(DATA EXTRACT Opens)
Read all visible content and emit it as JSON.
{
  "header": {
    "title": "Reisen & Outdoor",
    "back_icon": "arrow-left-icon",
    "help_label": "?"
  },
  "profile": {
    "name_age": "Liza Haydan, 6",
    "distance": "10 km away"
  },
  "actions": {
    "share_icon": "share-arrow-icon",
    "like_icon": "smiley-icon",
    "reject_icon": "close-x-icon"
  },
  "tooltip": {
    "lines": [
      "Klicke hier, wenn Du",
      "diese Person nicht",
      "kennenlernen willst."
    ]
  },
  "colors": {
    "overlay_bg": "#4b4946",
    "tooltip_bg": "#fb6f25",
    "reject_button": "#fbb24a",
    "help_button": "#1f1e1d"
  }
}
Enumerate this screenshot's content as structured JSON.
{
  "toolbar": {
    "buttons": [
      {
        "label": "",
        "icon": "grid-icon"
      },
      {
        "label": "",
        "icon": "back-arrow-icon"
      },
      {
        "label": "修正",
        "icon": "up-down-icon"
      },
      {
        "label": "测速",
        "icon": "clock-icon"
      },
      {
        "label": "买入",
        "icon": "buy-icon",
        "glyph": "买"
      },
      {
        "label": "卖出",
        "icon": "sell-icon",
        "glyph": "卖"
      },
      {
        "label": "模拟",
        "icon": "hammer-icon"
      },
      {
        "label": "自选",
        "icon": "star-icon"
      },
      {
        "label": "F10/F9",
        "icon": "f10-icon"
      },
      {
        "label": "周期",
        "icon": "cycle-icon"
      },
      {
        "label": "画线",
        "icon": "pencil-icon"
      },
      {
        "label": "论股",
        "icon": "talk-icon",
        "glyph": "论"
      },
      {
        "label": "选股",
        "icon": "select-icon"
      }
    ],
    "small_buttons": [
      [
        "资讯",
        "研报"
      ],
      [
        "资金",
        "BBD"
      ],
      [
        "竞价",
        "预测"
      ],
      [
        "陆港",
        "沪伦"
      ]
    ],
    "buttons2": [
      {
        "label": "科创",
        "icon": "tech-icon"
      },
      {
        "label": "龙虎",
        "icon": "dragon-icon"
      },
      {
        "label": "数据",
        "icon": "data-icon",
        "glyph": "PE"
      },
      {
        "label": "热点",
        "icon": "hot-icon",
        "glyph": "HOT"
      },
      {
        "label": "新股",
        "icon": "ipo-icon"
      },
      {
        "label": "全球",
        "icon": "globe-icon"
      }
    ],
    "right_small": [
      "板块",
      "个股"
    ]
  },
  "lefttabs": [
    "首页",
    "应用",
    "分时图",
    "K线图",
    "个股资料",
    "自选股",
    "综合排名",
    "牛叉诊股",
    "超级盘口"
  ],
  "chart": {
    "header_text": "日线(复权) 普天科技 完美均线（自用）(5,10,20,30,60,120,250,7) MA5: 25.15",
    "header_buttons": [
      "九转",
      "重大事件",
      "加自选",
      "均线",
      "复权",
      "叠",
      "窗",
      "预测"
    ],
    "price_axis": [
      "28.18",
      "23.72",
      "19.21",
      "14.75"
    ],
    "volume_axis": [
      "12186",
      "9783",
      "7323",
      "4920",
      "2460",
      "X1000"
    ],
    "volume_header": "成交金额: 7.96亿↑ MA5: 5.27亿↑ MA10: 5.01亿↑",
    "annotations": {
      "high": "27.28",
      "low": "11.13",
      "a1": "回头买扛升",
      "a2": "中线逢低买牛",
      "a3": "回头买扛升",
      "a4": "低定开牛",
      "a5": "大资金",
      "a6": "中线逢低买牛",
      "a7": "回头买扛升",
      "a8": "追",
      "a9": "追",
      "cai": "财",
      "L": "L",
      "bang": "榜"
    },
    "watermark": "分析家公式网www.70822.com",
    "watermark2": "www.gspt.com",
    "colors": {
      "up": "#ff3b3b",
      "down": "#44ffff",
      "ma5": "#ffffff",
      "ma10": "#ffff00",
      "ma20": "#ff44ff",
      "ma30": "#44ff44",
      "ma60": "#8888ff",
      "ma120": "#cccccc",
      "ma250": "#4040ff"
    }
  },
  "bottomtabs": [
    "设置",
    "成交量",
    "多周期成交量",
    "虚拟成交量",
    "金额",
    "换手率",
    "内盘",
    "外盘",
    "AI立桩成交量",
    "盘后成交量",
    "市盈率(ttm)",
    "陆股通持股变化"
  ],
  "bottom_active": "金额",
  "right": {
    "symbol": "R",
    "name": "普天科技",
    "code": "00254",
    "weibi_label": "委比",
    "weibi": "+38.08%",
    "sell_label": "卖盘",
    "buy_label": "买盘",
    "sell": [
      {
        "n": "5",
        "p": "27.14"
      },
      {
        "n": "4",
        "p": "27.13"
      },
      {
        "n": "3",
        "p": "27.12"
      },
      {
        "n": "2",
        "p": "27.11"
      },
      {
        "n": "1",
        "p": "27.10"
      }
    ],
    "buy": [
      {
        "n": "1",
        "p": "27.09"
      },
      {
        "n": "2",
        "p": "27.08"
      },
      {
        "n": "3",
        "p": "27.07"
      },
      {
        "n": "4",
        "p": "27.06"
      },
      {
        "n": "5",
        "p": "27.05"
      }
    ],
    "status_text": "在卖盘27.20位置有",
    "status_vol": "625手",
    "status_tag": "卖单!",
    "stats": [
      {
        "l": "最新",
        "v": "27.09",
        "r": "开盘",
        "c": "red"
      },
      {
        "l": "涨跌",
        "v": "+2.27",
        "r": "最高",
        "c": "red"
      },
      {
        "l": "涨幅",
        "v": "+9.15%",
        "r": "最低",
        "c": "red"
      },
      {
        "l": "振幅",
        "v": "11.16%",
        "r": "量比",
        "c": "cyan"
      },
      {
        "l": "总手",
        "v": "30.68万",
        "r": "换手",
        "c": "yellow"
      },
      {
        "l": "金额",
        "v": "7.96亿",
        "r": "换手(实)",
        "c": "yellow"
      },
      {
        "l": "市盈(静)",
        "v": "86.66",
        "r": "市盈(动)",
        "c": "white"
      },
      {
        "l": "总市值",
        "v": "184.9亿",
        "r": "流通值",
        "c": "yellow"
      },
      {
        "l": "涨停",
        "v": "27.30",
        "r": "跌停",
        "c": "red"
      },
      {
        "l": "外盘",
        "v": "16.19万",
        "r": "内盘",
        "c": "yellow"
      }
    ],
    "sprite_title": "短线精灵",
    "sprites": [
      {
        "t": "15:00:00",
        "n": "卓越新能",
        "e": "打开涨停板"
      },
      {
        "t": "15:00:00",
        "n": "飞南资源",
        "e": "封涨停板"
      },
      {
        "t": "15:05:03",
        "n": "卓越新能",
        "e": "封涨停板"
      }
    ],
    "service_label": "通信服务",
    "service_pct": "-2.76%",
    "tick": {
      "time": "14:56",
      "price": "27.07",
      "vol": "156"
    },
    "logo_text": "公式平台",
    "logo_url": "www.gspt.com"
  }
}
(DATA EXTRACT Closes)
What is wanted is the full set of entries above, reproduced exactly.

Read all visible content and emit it as JSON.
{
  "header": {
    "title": "Reisen & Outdoor",
    "back_icon": "arrow-left-icon",
    "help_label": "?"
  },
  "profile": {
    "name_age": "Liza Haydan, 6",
    "distance": "10 km away"
  },
  "actions": {
    "share_icon": "share-arrow-icon",
    "like_icon": "smiley-icon",
    "reject_icon": "close-x-icon"
  },
  "tooltip": {
    "lines": [
      "Klicke hier, wenn Du",
      "diese Person nicht",
      "kennenlernen willst."
    ]
  },
  "colors": {
    "overlay_bg": "#4b4946",
    "tooltip_bg": "#fb6f25",
    "reject_button": "#fbb24a",
    "help_button": "#1f1e1d"
  }
}
Enumerate this screenshot's content as structured JSON.
{
  "toolbar": {
    "buttons": [
      {
        "label": "",
        "icon": "grid-icon"
      },
      {
        "label": "",
        "icon": "back-arrow-icon"
      },
      {
        "label": "修正",
        "icon": "up-down-icon"
      },
      {
        "label": "测速",
        "icon": "clock-icon"
      },
      {
        "label": "买入",
        "icon": "buy-icon",
        "glyph": "买"
      },
      {
        "label": "卖出",
        "icon": "sell-icon",
        "glyph": "卖"
      },
      {
        "label": "模拟",
        "icon": "hammer-icon"
      },
      {
        "label": "自选",
        "icon": "star-icon"
      },
      {
        "label": "F10/F9",
        "icon": "f10-icon"
      },
      {
        "label": "周期",
        "icon": "cycle-icon"
      },
      {
        "label": "画线",
        "icon": "pencil-icon"
      },
      {
        "label": "论股",
        "icon": "talk-icon",
        "glyph": "论"
      },
      {
        "label": "选股",
        "icon": "select-icon"
      }
    ],
    "small_buttons": [
      [
        "资讯",
        "研报"
      ],
      [
        "资金",
        "BBD"
      ],
      [
        "竞价",
        "预测"
      ],
      [
        "陆港",
        "沪伦"
      ]
    ],
    "buttons2": [
      {
        "label": "科创",
        "icon": "tech-icon"
      },
      {
        "label": "龙虎",
        "icon": "dragon-icon"
      },
      {
        "label": "数据",
        "icon": "data-icon",
        "glyph": "PE"
      },
      {
        "label": "热点",
        "icon": "hot-icon",
        "glyph": "HOT"
      },
      {
        "label": "新股",
        "icon": "ipo-icon"
      },
      {
        "label": "全球",
        "icon": "globe-icon"
      }
    ],
    "right_small": [
      "板块",
      "个股"
    ]
  },
  "lefttabs": [
    "首页",
    "应用",
    "分时图",
    "K线图",
    "个股资料",
    "自选股",
    "综合排名",
    "牛叉诊股",
    "超级盘口"
  ],
  "chart": {
    "header_text": "日线(复权) 普天科技 完美均线（自用）(5,10,20,30,60,120,250,7) MA5: 25.15",
    "header_buttons": [
      "九转",
      "重大事件",
      "加自选",
      "均线",
      "复权",
      "叠",
      "窗",
      "预测"
    ],
    "price_axis": [
      "28.18",
      "23.72",
      "19.21",
      "14.75"
    ],
    "volume_axis": [
      "12186",
      "9783",
      "7323",
      "4920",
      "2460",
      "X1000"
    ],
    "volume_header": "成交金额: 7.96亿↑ MA5: 5.27亿↑ MA10: 5.01亿↑",
    "annotations": {
      "high": "27.28",
      "low": "11.13",
      "a1": "回头买扛升",
      "a2": "中线逢低买牛",
      "a3": "回头买扛升",
      "a4": "低定开牛",
      "a5": "大资金",
      "a6": "中线逢低买牛",
      "a7": "回头买扛升",
      "a8": "追",
      "a9": "追",
      "cai": "财",
      "L": "L",
      "bang": "榜"
    },
    "watermark": "分析家公式网www.70822.com",
    "watermark2": "www.gspt.com",
    "colors": {
      "up": "#ff3b3b",
      "down": "#44ffff",
      "ma5": "#ffffff",
      "ma10": "#ffff00",
      "ma20": "#ff44ff",
      "ma30": "#44ff44",
      "ma60": "#8888ff",
      "ma120": "#cccccc",
      "ma250": "#4040ff"
    }
  },
  "bottomtabs": [
    "设置",
    "成交量",
    "多周期成交量",
    "虚拟成交量",
    "金额",
    "换手率",
    "内盘",
    "外盘",
    "AI立桩成交量",
    "盘后成交量",
    "市盈率(ttm)",
    "陆股通持股变化"
  ],
  "bottom_active": "金额",
  "right": {
    "symbol": "R",
    "name": "普天科技",
    "code": "00254",
    "weibi_label": "委比",
    "weibi": "+38.08%",
    "sell_label": "卖盘",
    "buy_label": "买盘",
    "sell": [
      {
        "n": "5",
        "p": "27.14"
      },
      {
        "n": "4",
        "p": "27.13"
      },
      {
        "n": "3",
        "p": "27.12"
      },
      {
        "n": "2",
        "p": "27.11"
      },
      {
        "n": "1",
        "p": "27.10"
      }
    ],
    "buy": [
      {
        "n": "1",
        "p": "27.09"
      },
      {
        "n": "2",
        "p": "27.08"
      },
      {
        "n": "3",
        "p": "27.07"
      },
      {
        "n": "4",
        "p": "27.06"
      },
      {
        "n": "5",
        "p": "27.05"
      }
    ],
    "status_text": "在卖盘27.20位置有",
    "status_vol": "625手",
    "status_tag": "卖单!",
    "stats": [
      {
        "l": "最新",
        "v": "27.09",
        "r": "开盘",
        "c": "red"
      },
      {
        "l": "涨跌",
        "v": "+2.27",
        "r": "最高",
        "c": "red"
      },
      {
        "l": "涨幅",
        "v": "+9.15%",
        "r": "最低",
        "c": "red"
      },
      {
        "l": "振幅",
        "v": "11.16%",
        "r": "量比",
        "c": "cyan"
      },
      {
        "l": "总手",
        "v": "30.68万",
        "r": "换手",
        "c": "yellow"
      },
      {
        "l": "金额",
        "v": "7.96亿",
        "r": "换手(实)",
        "c": "yellow"
      },
      {
        "l": "市盈(静)",
        "v": "86.66",
        "r": "市盈(动)",
        "c": "white"
      },
      {
        "l": "总市值",
        "v": "184.9亿",
        "r": "流通值",
        "c": "yellow"
      },
      {
        "l": "涨停",
        "v": "27.30",
        "r": "跌停",
        "c": "red"
      },
      {
        "l": "外盘",
        "v": "16.19万",
        "r": "内盘",
        "c": "yellow"
      }
    ],
    "sprite_title": "短线精灵",
    "sprites": [
      {
        "t": "15:00:00",
        "n": "卓越新能",
        "e": "打开涨停板"
      },
      {
        "t": "15:00:00",
        "n": "飞南资源",
        "e": "封涨停板"
      },
      {
        "t": "15:05:03",
        "n": "卓越新能",
        "e": "封涨停板"
      }
    ],
    "service_label": "通信服务",
    "service_pct": "-2.76%",
    "tick": {
      "time": "14:56",
      "price": "27.07",
      "vol": "156"
    },
    "logo_text": "公式平台",
    "logo_url": "www.gspt.com"
  }
}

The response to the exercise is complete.